 “Gardner noted the consistent divine usage in the intertestamental period and the New Tetstament. He wrote, “The noun χρηματισμόε, occurs in 2 Macc. 2 4; 11 17 ; Rom. 11 4 · In all of them it means a divine communication, although otherwise translated in 2 Macc 11 17” F. Gardiner. “On The χρηματίσαι .. · χριστιανούς OF ACTS 11 26” Journal of Biblical Literature. January 1, 1931: xxxvi.
 William Arndt et al., A Greek-English Lexicon of the New Testament and Other Early Christian Literature (Chicago: University of Chicago Press, 2000), 1089.
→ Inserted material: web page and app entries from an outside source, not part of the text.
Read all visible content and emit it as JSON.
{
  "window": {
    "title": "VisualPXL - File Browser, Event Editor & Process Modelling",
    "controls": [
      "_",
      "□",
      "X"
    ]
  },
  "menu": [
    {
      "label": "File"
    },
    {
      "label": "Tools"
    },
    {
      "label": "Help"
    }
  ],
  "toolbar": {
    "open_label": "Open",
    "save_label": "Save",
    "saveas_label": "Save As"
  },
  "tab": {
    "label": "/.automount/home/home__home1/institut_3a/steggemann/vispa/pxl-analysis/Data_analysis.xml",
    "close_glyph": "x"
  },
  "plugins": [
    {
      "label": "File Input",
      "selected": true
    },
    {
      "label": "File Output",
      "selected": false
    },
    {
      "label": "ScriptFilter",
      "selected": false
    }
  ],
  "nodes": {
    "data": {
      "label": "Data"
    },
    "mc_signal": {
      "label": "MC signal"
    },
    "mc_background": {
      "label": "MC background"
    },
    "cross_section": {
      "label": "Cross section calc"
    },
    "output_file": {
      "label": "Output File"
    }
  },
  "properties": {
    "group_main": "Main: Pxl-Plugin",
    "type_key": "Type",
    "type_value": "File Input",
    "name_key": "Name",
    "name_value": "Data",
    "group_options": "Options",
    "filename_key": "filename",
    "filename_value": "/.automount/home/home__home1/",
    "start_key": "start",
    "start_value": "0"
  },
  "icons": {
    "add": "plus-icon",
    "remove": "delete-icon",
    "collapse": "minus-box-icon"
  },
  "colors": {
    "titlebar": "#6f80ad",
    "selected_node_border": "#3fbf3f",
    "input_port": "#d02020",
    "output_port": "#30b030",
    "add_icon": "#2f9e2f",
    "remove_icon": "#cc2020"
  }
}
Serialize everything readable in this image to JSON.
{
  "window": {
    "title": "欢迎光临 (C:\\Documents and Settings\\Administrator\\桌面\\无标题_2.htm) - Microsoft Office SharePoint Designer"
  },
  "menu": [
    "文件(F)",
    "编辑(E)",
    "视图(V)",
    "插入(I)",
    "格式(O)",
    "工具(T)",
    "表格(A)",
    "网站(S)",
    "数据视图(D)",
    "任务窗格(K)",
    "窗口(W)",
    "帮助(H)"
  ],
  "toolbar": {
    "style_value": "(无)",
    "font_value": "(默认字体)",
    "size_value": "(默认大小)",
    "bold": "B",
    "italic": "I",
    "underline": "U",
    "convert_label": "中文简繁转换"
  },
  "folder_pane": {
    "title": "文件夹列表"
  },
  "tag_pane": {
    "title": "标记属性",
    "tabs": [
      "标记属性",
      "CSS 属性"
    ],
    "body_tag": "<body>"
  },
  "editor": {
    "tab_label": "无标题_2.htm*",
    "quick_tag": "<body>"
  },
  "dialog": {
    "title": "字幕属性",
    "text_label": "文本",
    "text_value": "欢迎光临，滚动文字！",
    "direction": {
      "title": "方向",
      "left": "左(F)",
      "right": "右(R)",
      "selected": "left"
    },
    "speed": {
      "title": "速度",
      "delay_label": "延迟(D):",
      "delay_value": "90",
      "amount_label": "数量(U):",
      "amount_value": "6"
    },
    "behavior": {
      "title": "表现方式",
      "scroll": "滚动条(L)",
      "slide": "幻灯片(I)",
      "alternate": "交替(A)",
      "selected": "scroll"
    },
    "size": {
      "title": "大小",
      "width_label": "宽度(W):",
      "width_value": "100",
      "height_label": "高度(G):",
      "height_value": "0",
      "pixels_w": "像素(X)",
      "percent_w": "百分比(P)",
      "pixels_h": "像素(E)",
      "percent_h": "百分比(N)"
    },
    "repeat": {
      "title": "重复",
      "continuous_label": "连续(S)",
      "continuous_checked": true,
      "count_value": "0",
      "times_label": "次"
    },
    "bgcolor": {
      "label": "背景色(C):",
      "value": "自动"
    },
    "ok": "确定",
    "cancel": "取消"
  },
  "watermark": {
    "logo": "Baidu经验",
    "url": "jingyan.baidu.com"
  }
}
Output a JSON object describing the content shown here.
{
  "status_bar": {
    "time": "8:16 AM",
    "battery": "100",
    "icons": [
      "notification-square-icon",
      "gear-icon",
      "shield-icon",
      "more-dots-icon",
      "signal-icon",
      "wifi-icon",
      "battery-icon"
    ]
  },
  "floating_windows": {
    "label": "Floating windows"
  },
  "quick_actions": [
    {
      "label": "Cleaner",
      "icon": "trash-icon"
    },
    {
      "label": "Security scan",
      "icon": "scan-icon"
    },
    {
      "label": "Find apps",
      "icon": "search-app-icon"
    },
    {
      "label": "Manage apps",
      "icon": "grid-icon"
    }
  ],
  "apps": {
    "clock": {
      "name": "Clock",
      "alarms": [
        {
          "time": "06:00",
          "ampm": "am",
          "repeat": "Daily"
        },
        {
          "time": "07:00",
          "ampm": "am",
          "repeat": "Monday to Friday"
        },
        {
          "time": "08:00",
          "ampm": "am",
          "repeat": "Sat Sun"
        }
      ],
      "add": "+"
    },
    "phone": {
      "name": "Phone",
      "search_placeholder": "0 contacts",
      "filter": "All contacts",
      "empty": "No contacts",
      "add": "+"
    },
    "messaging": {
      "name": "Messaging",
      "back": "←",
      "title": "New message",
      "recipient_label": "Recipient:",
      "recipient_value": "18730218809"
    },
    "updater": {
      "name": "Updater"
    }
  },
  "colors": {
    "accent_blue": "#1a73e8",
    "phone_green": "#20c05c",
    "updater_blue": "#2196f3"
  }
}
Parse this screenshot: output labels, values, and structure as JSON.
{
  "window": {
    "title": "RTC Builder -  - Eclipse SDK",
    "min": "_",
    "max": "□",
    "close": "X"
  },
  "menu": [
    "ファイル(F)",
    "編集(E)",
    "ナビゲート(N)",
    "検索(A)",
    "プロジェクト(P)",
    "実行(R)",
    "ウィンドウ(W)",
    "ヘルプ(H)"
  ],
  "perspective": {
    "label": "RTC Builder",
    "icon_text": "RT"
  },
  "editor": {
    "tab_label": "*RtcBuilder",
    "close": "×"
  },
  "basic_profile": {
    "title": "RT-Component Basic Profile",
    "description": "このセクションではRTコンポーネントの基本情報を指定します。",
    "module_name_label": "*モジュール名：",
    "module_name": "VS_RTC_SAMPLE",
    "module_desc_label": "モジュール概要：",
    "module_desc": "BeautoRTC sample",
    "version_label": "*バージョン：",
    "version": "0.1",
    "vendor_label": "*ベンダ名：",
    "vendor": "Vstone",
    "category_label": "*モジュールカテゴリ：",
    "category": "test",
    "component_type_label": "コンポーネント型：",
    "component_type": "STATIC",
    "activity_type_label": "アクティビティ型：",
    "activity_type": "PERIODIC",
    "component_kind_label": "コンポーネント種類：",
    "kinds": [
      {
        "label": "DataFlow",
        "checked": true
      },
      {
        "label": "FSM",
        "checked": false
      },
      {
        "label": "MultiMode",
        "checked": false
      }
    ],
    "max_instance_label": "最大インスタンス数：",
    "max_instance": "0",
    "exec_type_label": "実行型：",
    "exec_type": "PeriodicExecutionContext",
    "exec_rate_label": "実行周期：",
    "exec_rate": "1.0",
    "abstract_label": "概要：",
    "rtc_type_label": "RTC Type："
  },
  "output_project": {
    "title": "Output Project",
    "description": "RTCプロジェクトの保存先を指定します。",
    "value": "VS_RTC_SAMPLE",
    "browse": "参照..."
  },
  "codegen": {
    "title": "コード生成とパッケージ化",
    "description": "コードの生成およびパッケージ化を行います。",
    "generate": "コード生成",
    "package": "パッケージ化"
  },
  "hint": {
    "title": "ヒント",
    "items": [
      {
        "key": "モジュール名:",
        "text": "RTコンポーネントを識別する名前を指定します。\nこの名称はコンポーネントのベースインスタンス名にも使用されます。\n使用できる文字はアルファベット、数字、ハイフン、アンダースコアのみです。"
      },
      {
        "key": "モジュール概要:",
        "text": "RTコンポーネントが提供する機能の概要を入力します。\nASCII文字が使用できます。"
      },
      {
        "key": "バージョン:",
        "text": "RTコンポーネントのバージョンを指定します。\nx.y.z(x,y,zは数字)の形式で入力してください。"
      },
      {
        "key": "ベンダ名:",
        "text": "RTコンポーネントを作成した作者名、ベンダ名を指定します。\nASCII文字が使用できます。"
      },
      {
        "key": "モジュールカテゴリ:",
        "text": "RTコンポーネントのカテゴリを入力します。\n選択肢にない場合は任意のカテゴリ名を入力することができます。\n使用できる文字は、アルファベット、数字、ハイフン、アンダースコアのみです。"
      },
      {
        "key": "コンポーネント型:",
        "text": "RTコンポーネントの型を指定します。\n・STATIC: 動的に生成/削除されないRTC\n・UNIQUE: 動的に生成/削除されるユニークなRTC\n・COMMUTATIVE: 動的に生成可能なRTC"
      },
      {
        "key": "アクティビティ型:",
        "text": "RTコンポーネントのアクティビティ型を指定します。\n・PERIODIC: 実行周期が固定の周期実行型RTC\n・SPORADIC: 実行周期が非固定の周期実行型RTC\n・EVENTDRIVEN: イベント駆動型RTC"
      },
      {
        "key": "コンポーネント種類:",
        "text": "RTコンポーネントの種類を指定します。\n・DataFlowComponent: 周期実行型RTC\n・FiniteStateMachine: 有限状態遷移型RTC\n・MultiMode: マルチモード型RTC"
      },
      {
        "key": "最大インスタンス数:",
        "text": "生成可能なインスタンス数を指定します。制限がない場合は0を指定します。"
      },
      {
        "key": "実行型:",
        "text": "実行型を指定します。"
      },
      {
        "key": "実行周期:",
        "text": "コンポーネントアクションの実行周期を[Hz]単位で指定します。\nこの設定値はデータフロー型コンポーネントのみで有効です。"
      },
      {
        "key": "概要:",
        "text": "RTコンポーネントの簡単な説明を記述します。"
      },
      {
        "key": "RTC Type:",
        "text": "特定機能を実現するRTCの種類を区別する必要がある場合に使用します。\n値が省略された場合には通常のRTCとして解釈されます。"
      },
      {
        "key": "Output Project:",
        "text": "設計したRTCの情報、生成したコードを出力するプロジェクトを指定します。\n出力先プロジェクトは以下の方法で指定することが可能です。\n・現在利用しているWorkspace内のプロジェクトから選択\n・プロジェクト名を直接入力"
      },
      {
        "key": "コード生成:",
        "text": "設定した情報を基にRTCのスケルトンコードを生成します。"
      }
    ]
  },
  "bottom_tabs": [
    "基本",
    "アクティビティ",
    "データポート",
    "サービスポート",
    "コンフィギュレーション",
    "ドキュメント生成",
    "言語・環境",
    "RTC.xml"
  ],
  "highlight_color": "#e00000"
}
 Horst Robert Balz and Gerhard Schneider, Exegetical Dictionary of the New Testament (Grand Rapids, Mich.: Eerdmans, 1990–), 474.
 Johannes P. Louw and Eugene Albert Nida, Greek-English Lexicon of the New Testament: Based on Semantic Domains (New York: United Bible Societies, 1996), 402.
 Cyril of Jerusalem, “The Catechetical Lectures of S. Cyril, Archbishop of Jerusalem,” in S. Cyril of Jerusalem, S. Gregory Nazianzen, ed. Philip Schaff and Henry Wace, trans. R. W. Church and Edwin Hamilton Gifford, vol. 7, A Select Library of the Nicene and Post-Nicene Fathers of the Christian Church, Second Series (New York: Christian Literature Company, 1894), 130–131.
 Cyril of Jerusalem, “The Catechetical Lectures of S. Cyril, Archbishop of Jerusalem,” in S. Cyril of Jerusalem, S. Gregory Nazianzen, ed. Philip Schaff and Henry Wace, trans. R. W. Church and Edwin Hamilton Gifford, vol. 7, A Select Library of the Nicene and Post-Nicene Fathers of the Christian Church, Second Series (New York: Christian Literature Company, 1894), 61–62.
 Cyril of Jerusalem, “The Catechetical Lectures of S. Cyril, Archbishop of Jerusalem,” 62.
 Mark W. Elliott, ed., Isaiah 40–66, Ancient Christian Commentary on Scripture (Downers Grove, IL: InterVarsity Press, 2007), 271.